Below are some Frequently Asked Questions (FAQ) about the election of the General Secretary.

Frequently Asked Questions:

Does the General Secretary require Party Conference 21 approval?

Yes. The Labour Party is an unincorporated association. It is governed by the contract between members (the Rules). These Rules are contractually enforceable terms between all members (NOT Party and members). The Rules (contract) detailing the appointment of the General Secretary are in Chapter 4 clause II, sub clause 4.A:
Election of General Secretary
A) The General Secretary shall be elected by Party conference on the recommendation of the NEC and shall be an ex-officio member of Party conference. S/he shall devote her or his whole time to the work of the Party and shall not be eligible to act as a parliamentary candidate. S/he shall remain in office so long as her/ his work gives satisfaction to the NEC and Party conference. Should a vacancy in the office occur, for whatever reason, between Party conferences, the NEC shall have full power to fill the vacancy subject to the approval of Party conference.
The Rules (contract) specifically states that ‘The General Secretary shall be elected by Party conference…’. The use of ‘shall’ makes this a mandatory provision.

Upon the resignation of Jennie Formby as General Secretary, on 04/05/2020, a vacancy occurred between Conferences. The Rules permit the NEC to fill an immediate vacancy, ‘subject to the approval of Party Conference’. The NEC exercised this temporary authority on 26/05/2020 when it appointed David Evans to act as General Secretary subject to Conference Approval.

The requirement that the appointment be subject to Conference Approval is a contractually dependant condition. This means that for the main contractual provision to enter into legal force the dependant condition (Conference approval) must also be properly fulfilled. If it is not then the General Secretary appointment made by the NEC would be voided and rendered ultra vires.

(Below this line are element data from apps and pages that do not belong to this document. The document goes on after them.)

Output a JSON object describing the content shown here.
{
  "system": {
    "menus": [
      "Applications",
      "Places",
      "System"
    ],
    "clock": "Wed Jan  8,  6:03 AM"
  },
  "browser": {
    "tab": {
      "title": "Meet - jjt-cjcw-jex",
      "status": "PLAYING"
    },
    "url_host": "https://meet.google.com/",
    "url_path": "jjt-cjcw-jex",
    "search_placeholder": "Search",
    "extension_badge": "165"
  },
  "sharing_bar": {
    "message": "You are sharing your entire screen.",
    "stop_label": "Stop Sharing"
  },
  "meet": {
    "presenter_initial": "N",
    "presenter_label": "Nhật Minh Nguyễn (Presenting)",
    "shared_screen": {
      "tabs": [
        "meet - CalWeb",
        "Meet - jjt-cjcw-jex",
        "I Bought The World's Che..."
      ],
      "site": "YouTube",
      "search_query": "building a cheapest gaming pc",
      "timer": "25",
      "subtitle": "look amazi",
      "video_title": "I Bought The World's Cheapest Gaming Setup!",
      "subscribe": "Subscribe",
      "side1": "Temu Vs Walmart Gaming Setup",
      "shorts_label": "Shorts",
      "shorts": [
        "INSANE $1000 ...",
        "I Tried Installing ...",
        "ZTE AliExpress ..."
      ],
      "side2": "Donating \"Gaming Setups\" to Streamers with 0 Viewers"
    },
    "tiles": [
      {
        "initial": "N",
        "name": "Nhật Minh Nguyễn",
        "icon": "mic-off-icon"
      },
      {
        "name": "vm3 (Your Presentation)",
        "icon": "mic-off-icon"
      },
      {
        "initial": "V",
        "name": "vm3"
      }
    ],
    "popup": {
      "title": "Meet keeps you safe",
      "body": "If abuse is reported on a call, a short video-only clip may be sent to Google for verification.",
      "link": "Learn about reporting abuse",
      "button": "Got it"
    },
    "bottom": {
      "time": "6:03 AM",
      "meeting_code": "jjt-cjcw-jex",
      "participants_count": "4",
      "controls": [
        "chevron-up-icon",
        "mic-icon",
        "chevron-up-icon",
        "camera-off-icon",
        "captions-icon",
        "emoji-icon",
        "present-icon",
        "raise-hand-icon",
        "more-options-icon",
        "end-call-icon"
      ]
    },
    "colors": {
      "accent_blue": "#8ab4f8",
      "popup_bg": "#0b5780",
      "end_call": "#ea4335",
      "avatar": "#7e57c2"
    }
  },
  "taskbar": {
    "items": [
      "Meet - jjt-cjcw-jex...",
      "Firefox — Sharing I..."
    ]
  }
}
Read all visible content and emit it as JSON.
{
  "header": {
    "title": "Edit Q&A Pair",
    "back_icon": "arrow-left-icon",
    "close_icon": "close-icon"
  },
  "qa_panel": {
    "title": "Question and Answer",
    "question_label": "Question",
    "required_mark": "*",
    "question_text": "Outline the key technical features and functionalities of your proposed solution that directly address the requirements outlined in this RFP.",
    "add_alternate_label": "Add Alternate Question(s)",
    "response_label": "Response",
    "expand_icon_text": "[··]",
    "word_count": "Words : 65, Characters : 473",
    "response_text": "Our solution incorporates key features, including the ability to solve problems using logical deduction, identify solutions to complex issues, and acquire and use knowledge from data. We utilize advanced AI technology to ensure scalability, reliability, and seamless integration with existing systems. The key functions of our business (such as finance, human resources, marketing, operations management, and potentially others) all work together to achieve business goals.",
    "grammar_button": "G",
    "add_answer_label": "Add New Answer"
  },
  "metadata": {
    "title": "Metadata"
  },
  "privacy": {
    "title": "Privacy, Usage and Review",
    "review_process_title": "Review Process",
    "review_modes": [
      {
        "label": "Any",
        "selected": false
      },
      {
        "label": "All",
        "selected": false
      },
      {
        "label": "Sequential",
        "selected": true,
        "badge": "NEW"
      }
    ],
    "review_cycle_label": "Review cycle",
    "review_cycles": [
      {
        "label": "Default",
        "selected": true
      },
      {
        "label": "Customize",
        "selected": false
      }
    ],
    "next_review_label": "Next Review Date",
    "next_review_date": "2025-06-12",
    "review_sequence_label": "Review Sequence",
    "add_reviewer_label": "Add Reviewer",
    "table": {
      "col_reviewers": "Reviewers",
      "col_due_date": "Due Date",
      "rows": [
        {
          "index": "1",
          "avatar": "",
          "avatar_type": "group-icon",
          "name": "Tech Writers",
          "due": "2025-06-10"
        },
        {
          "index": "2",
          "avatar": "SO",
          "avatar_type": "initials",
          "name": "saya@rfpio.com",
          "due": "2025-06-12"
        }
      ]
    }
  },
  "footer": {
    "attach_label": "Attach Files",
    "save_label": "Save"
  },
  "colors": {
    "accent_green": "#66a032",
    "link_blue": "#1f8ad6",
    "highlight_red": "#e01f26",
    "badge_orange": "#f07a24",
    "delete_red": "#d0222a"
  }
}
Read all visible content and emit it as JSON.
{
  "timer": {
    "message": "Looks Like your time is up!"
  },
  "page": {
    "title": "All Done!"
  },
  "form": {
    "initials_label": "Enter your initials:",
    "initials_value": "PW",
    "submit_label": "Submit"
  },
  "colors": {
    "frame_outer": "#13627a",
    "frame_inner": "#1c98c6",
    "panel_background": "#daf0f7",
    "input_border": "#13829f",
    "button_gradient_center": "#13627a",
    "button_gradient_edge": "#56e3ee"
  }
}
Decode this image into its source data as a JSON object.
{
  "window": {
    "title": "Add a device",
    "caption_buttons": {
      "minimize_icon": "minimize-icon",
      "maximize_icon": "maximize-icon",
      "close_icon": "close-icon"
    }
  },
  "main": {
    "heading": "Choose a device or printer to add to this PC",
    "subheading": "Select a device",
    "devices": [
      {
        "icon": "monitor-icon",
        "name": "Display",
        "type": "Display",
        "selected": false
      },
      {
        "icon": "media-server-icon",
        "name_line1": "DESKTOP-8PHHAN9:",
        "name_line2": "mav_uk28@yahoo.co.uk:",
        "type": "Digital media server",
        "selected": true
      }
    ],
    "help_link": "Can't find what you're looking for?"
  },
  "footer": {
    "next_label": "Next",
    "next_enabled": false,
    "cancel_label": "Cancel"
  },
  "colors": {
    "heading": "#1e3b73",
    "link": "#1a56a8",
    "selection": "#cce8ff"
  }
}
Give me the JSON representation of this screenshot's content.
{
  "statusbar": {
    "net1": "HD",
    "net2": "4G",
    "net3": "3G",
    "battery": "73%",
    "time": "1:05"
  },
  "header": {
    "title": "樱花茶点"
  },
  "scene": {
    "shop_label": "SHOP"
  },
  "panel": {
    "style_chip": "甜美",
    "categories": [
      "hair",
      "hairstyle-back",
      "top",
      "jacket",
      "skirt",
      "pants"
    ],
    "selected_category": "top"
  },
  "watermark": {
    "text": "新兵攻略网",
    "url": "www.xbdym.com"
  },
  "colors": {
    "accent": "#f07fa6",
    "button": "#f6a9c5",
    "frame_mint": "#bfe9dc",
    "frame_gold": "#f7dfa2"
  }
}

As an analogy. A tennis club board agree to hire a new groundskeeper, but it is subject to the approval of the Club honorary President. The President refuses to give approval. In these circumstances any contract of employment is voided because the Club Board do not have the legal authority to agree any such contract unilaterally.

The exact same principle applies to the NEC. It has limited contractual authority to appoint a General Secretary for a temporary period subject to the dependant condition of Conference approval. In the event Conference does not approve the appointment then the NEC authority is voided, and any contract of employment entered into by the NEC would be ultra vires. Any decisions made by such a General Secretary, on the basis of authority given directly or delegated from the NEC would be ultra vires. Any expenditures made by, or authorised by this person would be ultra vires and would amount to a misapplication of funds by the NEC and could be sued for directly from the individual members of the NEC.

Leave a Reply